Jo: It was incredibly moving. At that point, I didn’t have a son. I phoned David up and I said, “He’s great. He’s fantastic.” And I did say to David it was like watching my son onscreen. Because, after all, Harry feels like this ghostly son I’ve had in my life.
Harper Collins' New Zealand branch released an in-depth summary of the upcoming Harry Potter Page to Screen: The Complete Filmmaking Journey comprehensive book, which will include over 1,200 images from the eight-film Harry Potter series within over 500 pages. The book will follow star Daniel Radcliffe's narrative through his journey beginning with the first film of the series, Sorcerer's Stone, to the finale in Deathly Hallows: Part 2, and his life at Leavesden during the decade-long production period. More on that, via UHP, can be read below.
HARRY POTTER PAGE TO SCREEN is the complete history of all
eight Harry Potter films. With 1200 photographs, sketches, and diagrams, the
book will provide unbridled access to every aspect of the film-making process.
It will tell the stories behind each individual film and cover the design and
technology behind all the astounding effects. This book pays homage to how one
film became eight, how a few months became a decade, and how one author’s
fantasy became the project of many individuals’ lifetimes-told by the people
who were there, the people who made the magic real.
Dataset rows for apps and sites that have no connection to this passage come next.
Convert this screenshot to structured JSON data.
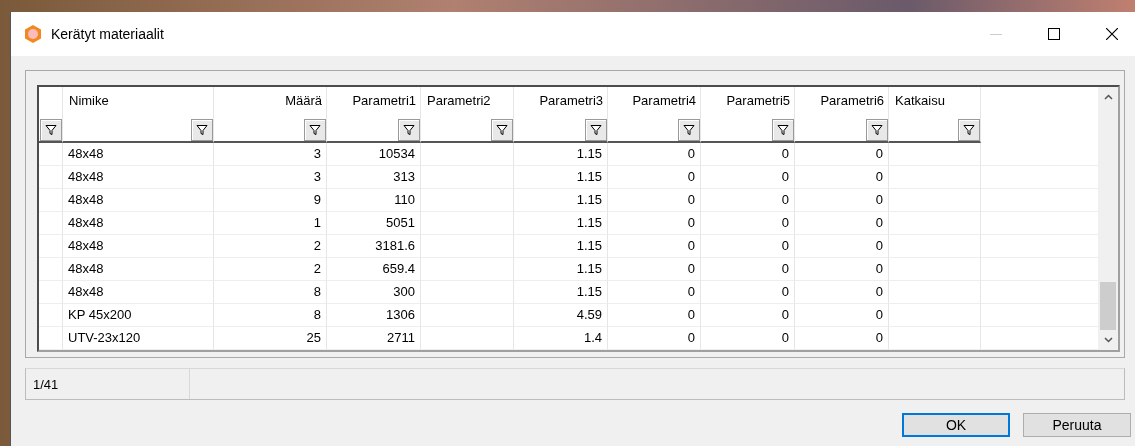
{
  "window": {
    "title": "Kerätyt materiaalit"
  },
  "table": {
    "columns": [
      {
        "label": "Nimike",
        "kind": "text"
      },
      {
        "label": "Määrä",
        "kind": "number"
      },
      {
        "label": "Parametri1",
        "kind": "number"
      },
      {
        "label": "Parametri2",
        "kind": "text"
      },
      {
        "label": "Parametri3",
        "kind": "number"
      },
      {
        "label": "Parametri4",
        "kind": "number"
      },
      {
        "label": "Parametri5",
        "kind": "number"
      },
      {
        "label": "Parametri6",
        "kind": "number"
      },
      {
        "label": "Katkaisu",
        "kind": "text"
      }
    ],
    "rows": [
      [
        "48x48",
        "3",
        "10534",
        "",
        "1.15",
        "0",
        "0",
        "0",
        ""
      ],
      [
        "48x48",
        "3",
        "313",
        "",
        "1.15",
        "0",
        "0",
        "0",
        ""
      ],
      [
        "48x48",
        "9",
        "110",
        "",
        "1.15",
        "0",
        "0",
        "0",
        ""
      ],
      [
        "48x48",
        "1",
        "5051",
        "",
        "1.15",
        "0",
        "0",
        "0",
        ""
      ],
      [
        "48x48",
        "2",
        "3181.6",
        "",
        "1.15",
        "0",
        "0",
        "0",
        ""
      ],
      [
        "48x48",
        "2",
        "659.4",
        "",
        "1.15",
        "0",
        "0",
        "0",
        ""
      ],
      [
        "48x48",
        "8",
        "300",
        "",
        "1.15",
        "0",
        "0",
        "0",
        ""
      ],
      [
        "KP 45x200",
        "8",
        "1306",
        "",
        "4.59",
        "0",
        "0",
        "0",
        ""
      ],
      [
        "UTV-23x120",
        "25",
        "2711",
        "",
        "1.4",
        "0",
        "0",
        "0",
        ""
      ]
    ]
  },
  "status_bar": {
    "record": "1/41"
  },
  "buttons": [
    {
      "label": "OK",
      "selected": true
    },
    {
      "label": "Peruuta",
      "selected": false
    }
  ]
}
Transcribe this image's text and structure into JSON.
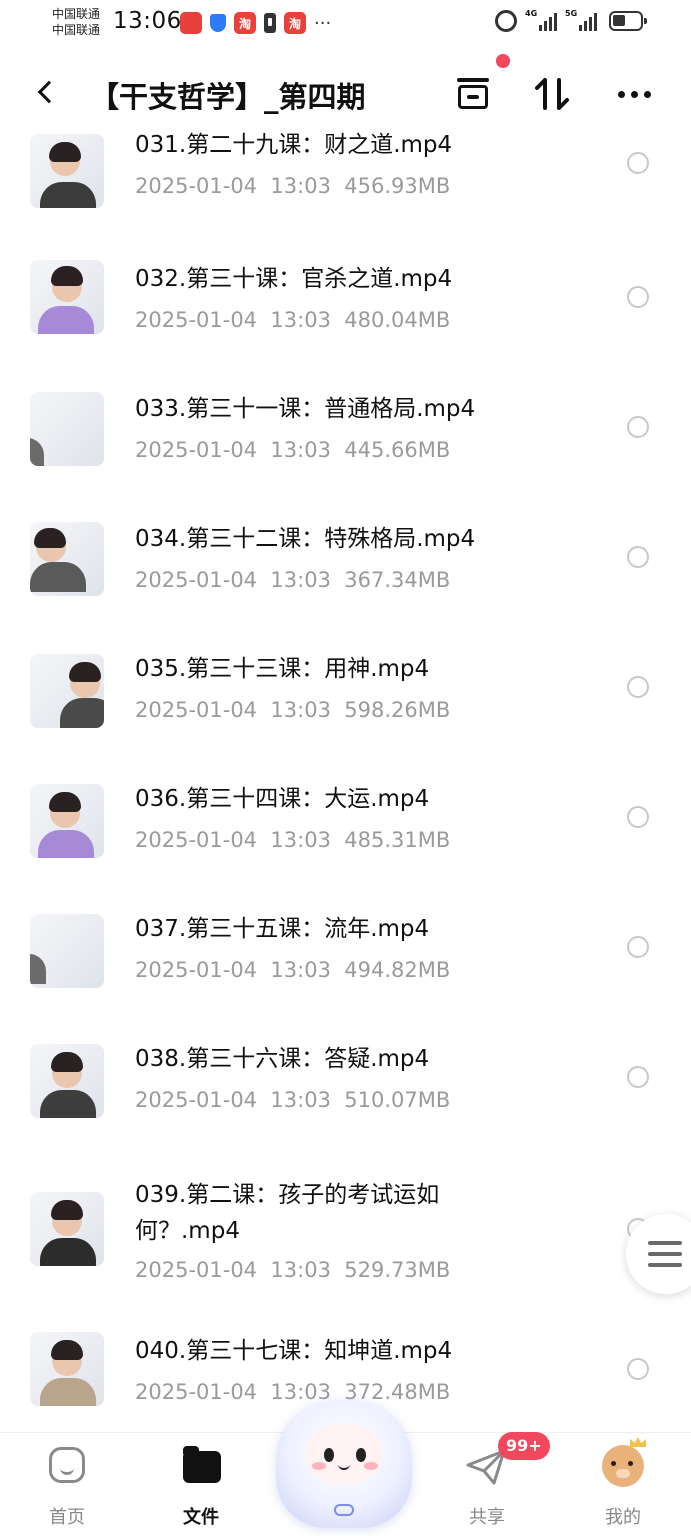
{
  "status_bar": {
    "carrier_1": "中国联通",
    "carrier_2": "中国联通",
    "time": "13:06",
    "app_badges": [
      {
        "icon": "huawei-app-icon",
        "color": "#e8413b",
        "text": ""
      },
      {
        "icon": "taobao-icon",
        "color": "#e8413b",
        "text": "淘"
      },
      {
        "icon": "taobao-icon",
        "color": "#e8413b",
        "text": "淘"
      }
    ],
    "more": "···",
    "network_1": "4G",
    "network_2": "5G"
  },
  "header": {
    "title": "【干支哲学】_第四期",
    "back_icon": "back-arrow-icon",
    "archive_icon": "archive-box-icon",
    "sort_icon": "sort-icon",
    "more_icon": "more-dots-icon"
  },
  "files": [
    {
      "name": "031.第二十九课：财之道.mp4",
      "date": "2025-01-04",
      "time": "13:03",
      "size": "456.93MB",
      "shirt": "#3b3b3b"
    },
    {
      "name": "032.第三十课：官杀之道.mp4",
      "date": "2025-01-04",
      "time": "13:03",
      "size": "480.04MB",
      "shirt": "#a68ad8"
    },
    {
      "name": "033.第三十一课：普通格局.mp4",
      "date": "2025-01-04",
      "time": "13:03",
      "size": "445.66MB",
      "shirt": "#6b6b6b"
    },
    {
      "name": "034.第三十二课：特殊格局.mp4",
      "date": "2025-01-04",
      "time": "13:03",
      "size": "367.34MB",
      "shirt": "#5a5a5a"
    },
    {
      "name": "035.第三十三课：用神.mp4",
      "date": "2025-01-04",
      "time": "13:03",
      "size": "598.26MB",
      "shirt": "#4a4a4a"
    },
    {
      "name": "036.第三十四课：大运.mp4",
      "date": "2025-01-04",
      "time": "13:03",
      "size": "485.31MB",
      "shirt": "#a68ad8"
    },
    {
      "name": "037.第三十五课：流年.mp4",
      "date": "2025-01-04",
      "time": "13:03",
      "size": "494.82MB",
      "shirt": "#6b6b6b"
    },
    {
      "name": "038.第三十六课：答疑.mp4",
      "date": "2025-01-04",
      "time": "13:03",
      "size": "510.07MB",
      "shirt": "#3e3e3e"
    },
    {
      "name_line1": "039.第二课：孩子的考试运如",
      "name_line2": "何？.mp4",
      "date": "2025-01-04",
      "time": "13:03",
      "size": "529.73MB",
      "shirt": "#2c2c2c"
    },
    {
      "name": "040.第三十七课：知坤道.mp4",
      "date": "2025-01-04",
      "time": "13:03",
      "size": "372.48MB",
      "shirt": "#b9a58c"
    }
  ],
  "bottom_nav": {
    "items": [
      {
        "label": "首页",
        "icon": "home-icon"
      },
      {
        "label": "文件",
        "icon": "folder-icon",
        "active": true
      },
      {
        "label": "共享",
        "icon": "paper-plane-icon"
      },
      {
        "label": "我的",
        "icon": "bear-avatar-icon"
      }
    ],
    "share_badge": "99+",
    "center_icon": "mascot-icon"
  },
  "colors": {
    "accent_red": "#f2475d",
    "meta_gray": "#9a9a9a"
  }
}
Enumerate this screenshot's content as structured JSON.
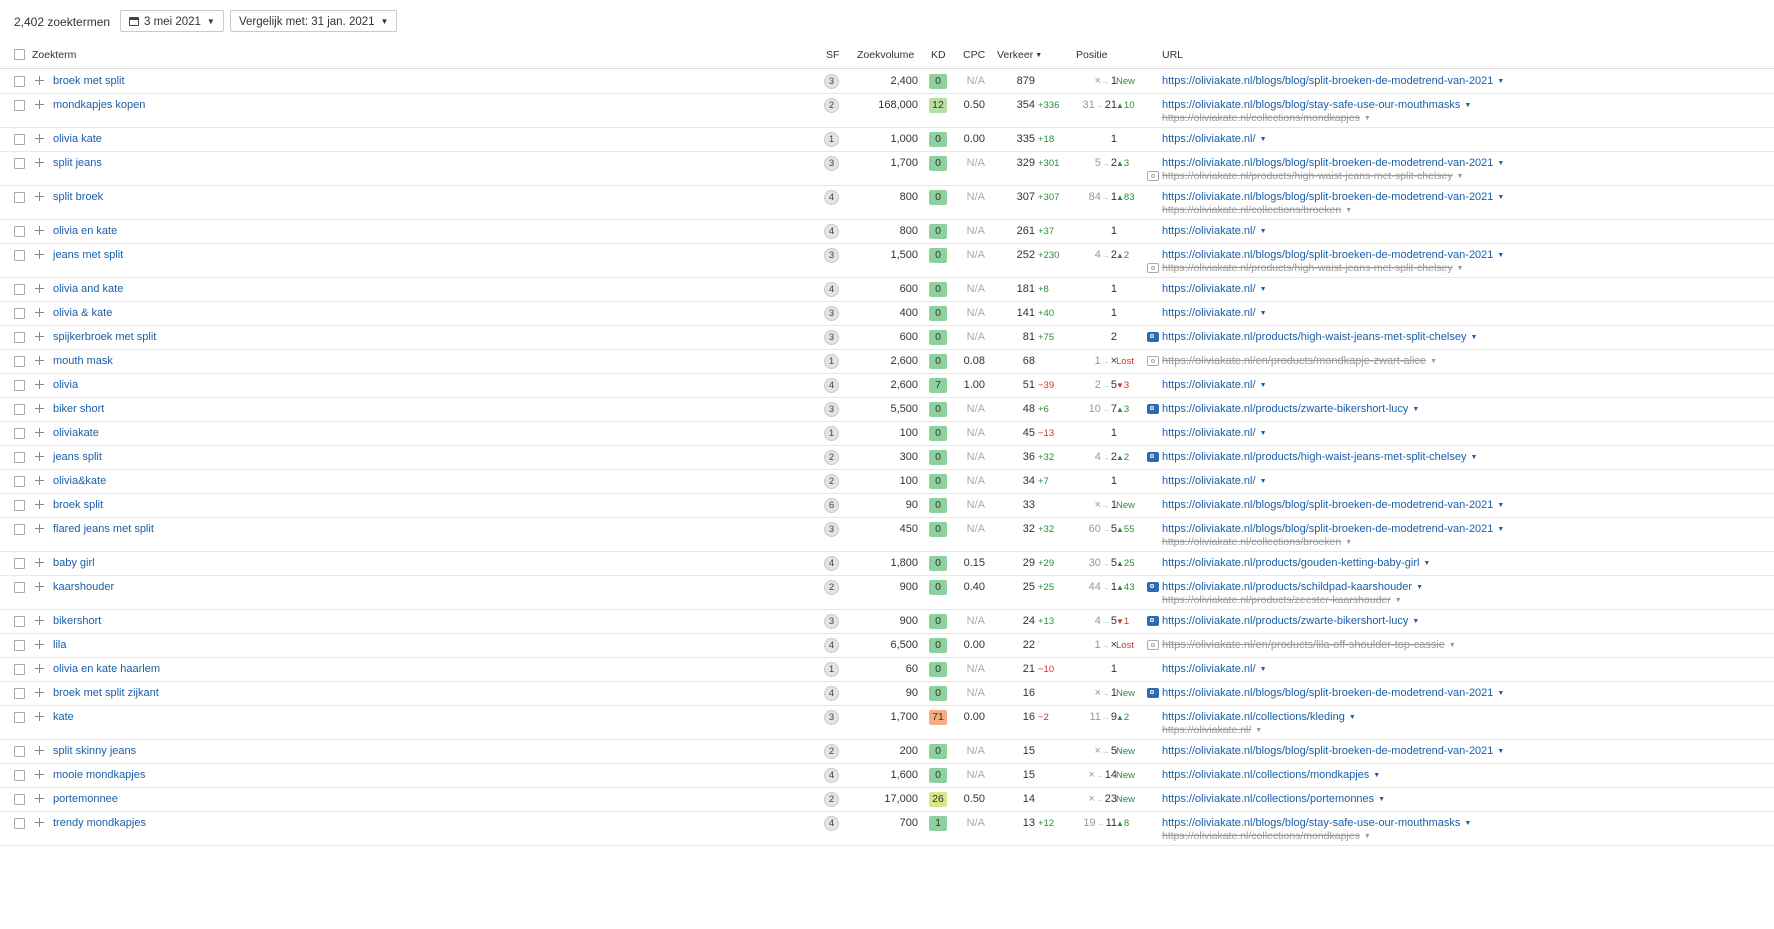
{
  "toolbar": {
    "keyword_count": "2,402 zoektermen",
    "date": "3 mei 2021",
    "compare": "Vergelijk met: 31 jan. 2021"
  },
  "columns": {
    "keyword": "Zoekterm",
    "sf": "SF",
    "volume": "Zoekvolume",
    "kd": "KD",
    "cpc": "CPC",
    "traffic": "Verkeer",
    "position": "Positie",
    "url": "URL"
  },
  "colors": {
    "link": "#1a5fa8",
    "kd_green": "#8fd19e",
    "kd_lightgreen": "#b7df9e",
    "kd_yellowgreen": "#d6e68a",
    "kd_orange": "#f6ad80",
    "up": "#2b8a3e",
    "down": "#d0312d"
  },
  "rows": [
    {
      "kw": "broek met split",
      "sf": "3",
      "vol": "2,400",
      "kd": "0",
      "cpc": "N/A",
      "traffic": "879",
      "td": "",
      "old": "×",
      "new": "1",
      "pd": "New",
      "url": "https://oliviakate.nl/blogs/blog/split-broeken-de-modetrend-van-2021",
      "icon": "",
      "url2": "",
      "icon2": ""
    },
    {
      "kw": "mondkapjes kopen",
      "sf": "2",
      "vol": "168,000",
      "kd": "12",
      "cpc": "0.50",
      "traffic": "354",
      "td": "+336",
      "old": "31",
      "new": "21",
      "pd": "10",
      "url": "https://oliviakate.nl/blogs/blog/stay-safe-use-our-mouthmasks",
      "icon": "",
      "url2": "https://oliviakate.nl/collections/mondkapjes",
      "icon2": ""
    },
    {
      "kw": "olivia kate",
      "sf": "1",
      "vol": "1,000",
      "kd": "0",
      "cpc": "0.00",
      "traffic": "335",
      "td": "+18",
      "old": "",
      "new": "1",
      "pd": "",
      "url": "https://oliviakate.nl/",
      "icon": "",
      "url2": "",
      "icon2": ""
    },
    {
      "kw": "split jeans",
      "sf": "3",
      "vol": "1,700",
      "kd": "0",
      "cpc": "N/A",
      "traffic": "329",
      "td": "+301",
      "old": "5",
      "new": "2",
      "pd": "3",
      "url": "https://oliviakate.nl/blogs/blog/split-broeken-de-modetrend-van-2021",
      "icon": "",
      "url2": "https://oliviakate.nl/products/high-waist-jeans-met-split-chelsey",
      "icon2": "gray"
    },
    {
      "kw": "split broek",
      "sf": "4",
      "vol": "800",
      "kd": "0",
      "cpc": "N/A",
      "traffic": "307",
      "td": "+307",
      "old": "84",
      "new": "1",
      "pd": "83",
      "url": "https://oliviakate.nl/blogs/blog/split-broeken-de-modetrend-van-2021",
      "icon": "",
      "url2": "https://oliviakate.nl/collections/broeken",
      "icon2": ""
    },
    {
      "kw": "olivia en kate",
      "sf": "4",
      "vol": "800",
      "kd": "0",
      "cpc": "N/A",
      "traffic": "261",
      "td": "+37",
      "old": "",
      "new": "1",
      "pd": "",
      "url": "https://oliviakate.nl/",
      "icon": "",
      "url2": "",
      "icon2": ""
    },
    {
      "kw": "jeans met split",
      "sf": "3",
      "vol": "1,500",
      "kd": "0",
      "cpc": "N/A",
      "traffic": "252",
      "td": "+230",
      "old": "4",
      "new": "2",
      "pd": "2",
      "url": "https://oliviakate.nl/blogs/blog/split-broeken-de-modetrend-van-2021",
      "icon": "",
      "url2": "https://oliviakate.nl/products/high-waist-jeans-met-split-chelsey",
      "icon2": "gray"
    },
    {
      "kw": "olivia and kate",
      "sf": "4",
      "vol": "600",
      "kd": "0",
      "cpc": "N/A",
      "traffic": "181",
      "td": "+8",
      "old": "",
      "new": "1",
      "pd": "",
      "url": "https://oliviakate.nl/",
      "icon": "",
      "url2": "",
      "icon2": ""
    },
    {
      "kw": "olivia & kate",
      "sf": "3",
      "vol": "400",
      "kd": "0",
      "cpc": "N/A",
      "traffic": "141",
      "td": "+40",
      "old": "",
      "new": "1",
      "pd": "",
      "url": "https://oliviakate.nl/",
      "icon": "",
      "url2": "",
      "icon2": ""
    },
    {
      "kw": "spijkerbroek met split",
      "sf": "3",
      "vol": "600",
      "kd": "0",
      "cpc": "N/A",
      "traffic": "81",
      "td": "+75",
      "old": "",
      "new": "2",
      "pd": "",
      "url": "https://oliviakate.nl/products/high-waist-jeans-met-split-chelsey",
      "icon": "blue",
      "url2": "",
      "icon2": ""
    },
    {
      "kw": "mouth mask",
      "sf": "1",
      "vol": "2,600",
      "kd": "0",
      "cpc": "0.08",
      "traffic": "68",
      "td": "",
      "old": "1",
      "new": "×",
      "pd": "Lost",
      "url": "https://oliviakate.nl/en/products/mondkapje-zwart-alice",
      "icon": "gray",
      "url2": "",
      "icon2": ""
    },
    {
      "kw": "olivia",
      "sf": "4",
      "vol": "2,600",
      "kd": "7",
      "cpc": "1.00",
      "traffic": "51",
      "td": "−39",
      "old": "2",
      "new": "5",
      "pd": "3",
      "url": "https://oliviakate.nl/",
      "icon": "",
      "url2": "",
      "icon2": ""
    },
    {
      "kw": "biker short",
      "sf": "3",
      "vol": "5,500",
      "kd": "0",
      "cpc": "N/A",
      "traffic": "48",
      "td": "+6",
      "old": "10",
      "new": "7",
      "pd": "3",
      "url": "https://oliviakate.nl/products/zwarte-bikershort-lucy",
      "icon": "blue",
      "url2": "",
      "icon2": ""
    },
    {
      "kw": "oliviakate",
      "sf": "1",
      "vol": "100",
      "kd": "0",
      "cpc": "N/A",
      "traffic": "45",
      "td": "−13",
      "old": "",
      "new": "1",
      "pd": "",
      "url": "https://oliviakate.nl/",
      "icon": "",
      "url2": "",
      "icon2": ""
    },
    {
      "kw": "jeans split",
      "sf": "2",
      "vol": "300",
      "kd": "0",
      "cpc": "N/A",
      "traffic": "36",
      "td": "+32",
      "old": "4",
      "new": "2",
      "pd": "2",
      "url": "https://oliviakate.nl/products/high-waist-jeans-met-split-chelsey",
      "icon": "blue",
      "url2": "",
      "icon2": ""
    },
    {
      "kw": "olivia&kate",
      "sf": "2",
      "vol": "100",
      "kd": "0",
      "cpc": "N/A",
      "traffic": "34",
      "td": "+7",
      "old": "",
      "new": "1",
      "pd": "",
      "url": "https://oliviakate.nl/",
      "icon": "",
      "url2": "",
      "icon2": ""
    },
    {
      "kw": "broek split",
      "sf": "6",
      "vol": "90",
      "kd": "0",
      "cpc": "N/A",
      "traffic": "33",
      "td": "",
      "old": "×",
      "new": "1",
      "pd": "New",
      "url": "https://oliviakate.nl/blogs/blog/split-broeken-de-modetrend-van-2021",
      "icon": "",
      "url2": "",
      "icon2": ""
    },
    {
      "kw": "flared jeans met split",
      "sf": "3",
      "vol": "450",
      "kd": "0",
      "cpc": "N/A",
      "traffic": "32",
      "td": "+32",
      "old": "60",
      "new": "5",
      "pd": "55",
      "url": "https://oliviakate.nl/blogs/blog/split-broeken-de-modetrend-van-2021",
      "icon": "",
      "url2": "https://oliviakate.nl/collections/broeken",
      "icon2": ""
    },
    {
      "kw": "baby girl",
      "sf": "4",
      "vol": "1,800",
      "kd": "0",
      "cpc": "0.15",
      "traffic": "29",
      "td": "+29",
      "old": "30",
      "new": "5",
      "pd": "25",
      "url": "https://oliviakate.nl/products/gouden-ketting-baby-girl",
      "icon": "",
      "url2": "",
      "icon2": ""
    },
    {
      "kw": "kaarshouder",
      "sf": "2",
      "vol": "900",
      "kd": "0",
      "cpc": "0.40",
      "traffic": "25",
      "td": "+25",
      "old": "44",
      "new": "1",
      "pd": "43",
      "url": "https://oliviakate.nl/products/schildpad-kaarshouder",
      "icon": "blue",
      "url2": "https://oliviakate.nl/products/zeester-kaarshouder",
      "icon2": ""
    },
    {
      "kw": "bikershort",
      "sf": "3",
      "vol": "900",
      "kd": "0",
      "cpc": "N/A",
      "traffic": "24",
      "td": "+13",
      "old": "4",
      "new": "5",
      "pd": "1",
      "url": "https://oliviakate.nl/products/zwarte-bikershort-lucy",
      "icon": "blue",
      "url2": "",
      "icon2": ""
    },
    {
      "kw": "lila",
      "sf": "4",
      "vol": "6,500",
      "kd": "0",
      "cpc": "0.00",
      "traffic": "22",
      "td": "",
      "old": "1",
      "new": "×",
      "pd": "Lost",
      "url": "https://oliviakate.nl/en/products/lila-off-shoulder-top-cassie",
      "icon": "gray",
      "url2": "",
      "icon2": ""
    },
    {
      "kw": "olivia en kate haarlem",
      "sf": "1",
      "vol": "60",
      "kd": "0",
      "cpc": "N/A",
      "traffic": "21",
      "td": "−10",
      "old": "",
      "new": "1",
      "pd": "",
      "url": "https://oliviakate.nl/",
      "icon": "",
      "url2": "",
      "icon2": ""
    },
    {
      "kw": "broek met split zijkant",
      "sf": "4",
      "vol": "90",
      "kd": "0",
      "cpc": "N/A",
      "traffic": "16",
      "td": "",
      "old": "×",
      "new": "1",
      "pd": "New",
      "url": "https://oliviakate.nl/blogs/blog/split-broeken-de-modetrend-van-2021",
      "icon": "blue",
      "url2": "",
      "icon2": ""
    },
    {
      "kw": "kate",
      "sf": "3",
      "vol": "1,700",
      "kd": "71",
      "cpc": "0.00",
      "traffic": "16",
      "td": "−2",
      "old": "11",
      "new": "9",
      "pd": "2",
      "url": "https://oliviakate.nl/collections/kleding",
      "icon": "",
      "url2": "https://oliviakate.nl/",
      "icon2": ""
    },
    {
      "kw": "split skinny jeans",
      "sf": "2",
      "vol": "200",
      "kd": "0",
      "cpc": "N/A",
      "traffic": "15",
      "td": "",
      "old": "×",
      "new": "5",
      "pd": "New",
      "url": "https://oliviakate.nl/blogs/blog/split-broeken-de-modetrend-van-2021",
      "icon": "",
      "url2": "",
      "icon2": ""
    },
    {
      "kw": "mooie mondkapjes",
      "sf": "4",
      "vol": "1,600",
      "kd": "0",
      "cpc": "N/A",
      "traffic": "15",
      "td": "",
      "old": "×",
      "new": "14",
      "pd": "New",
      "url": "https://oliviakate.nl/collections/mondkapjes",
      "icon": "",
      "url2": "",
      "icon2": ""
    },
    {
      "kw": "portemonnee",
      "sf": "2",
      "vol": "17,000",
      "kd": "26",
      "cpc": "0.50",
      "traffic": "14",
      "td": "",
      "old": "×",
      "new": "23",
      "pd": "New",
      "url": "https://oliviakate.nl/collections/portemonnes",
      "icon": "",
      "url2": "",
      "icon2": ""
    },
    {
      "kw": "trendy mondkapjes",
      "sf": "4",
      "vol": "700",
      "kd": "1",
      "cpc": "N/A",
      "traffic": "13",
      "td": "+12",
      "old": "19",
      "new": "11",
      "pd": "8",
      "url": "https://oliviakate.nl/blogs/blog/stay-safe-use-our-mouthmasks",
      "icon": "",
      "url2": "https://oliviakate.nl/collections/mondkapjes",
      "icon2": ""
    }
  ]
}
HARRY POTTER PAGE TO SCREEN will start from the very beginning, describing how the book was optioned, the casting of Harry, Ron and Hermione, and the assembling of a creative team with the vision to tackle a world we had previously seen only in our imaginations. Interviews, quotes, and stories from the directors, producers, screenwriters, and actors will discuss the making of all eight films at length, including the last film, film number 8, Harry Potter and the Deathly Hallows, Part 2. Daniel Radcliffe and his personal narrative from set to set will be used as the life line that connects all aspects of this memoir, giving structure to the many voices of the Harry Potter family who orate this tale.
All of the movies were filmed at the Leavesden Studio in Hertfordshire, England and these pages describe how the Leavesden family dealt with numerous cast, crew, and production dramas, replacements, technical difficulties and countless narrative and visual decisions. This book will touch on subjects such as J.K. Rowling’s private comments to her young cast, the impact of Richard Harris’ (the original Dumbledore) death on the cast and crew, the effects of 9/11 on the Leavesden family (during the filming of Harry Potter and the Chamber of Secrets), the reality of “growing up Potter” for the young starlets who experienced their adolescence on a hugely public stage, and reflections from the cast and crew on the end of the film series.
In addition to stories on and off set, HARRY POTTER PAGE TO SCREEN will pay tribute to the stunning physical, visual and technological genius that went into making an unbelievable story believable, showcasing more than a decade’s worth of art and special effects, including never-before-seen photos of the costumes, sets, props, and creatures, as well as early concept art, drawings and designs.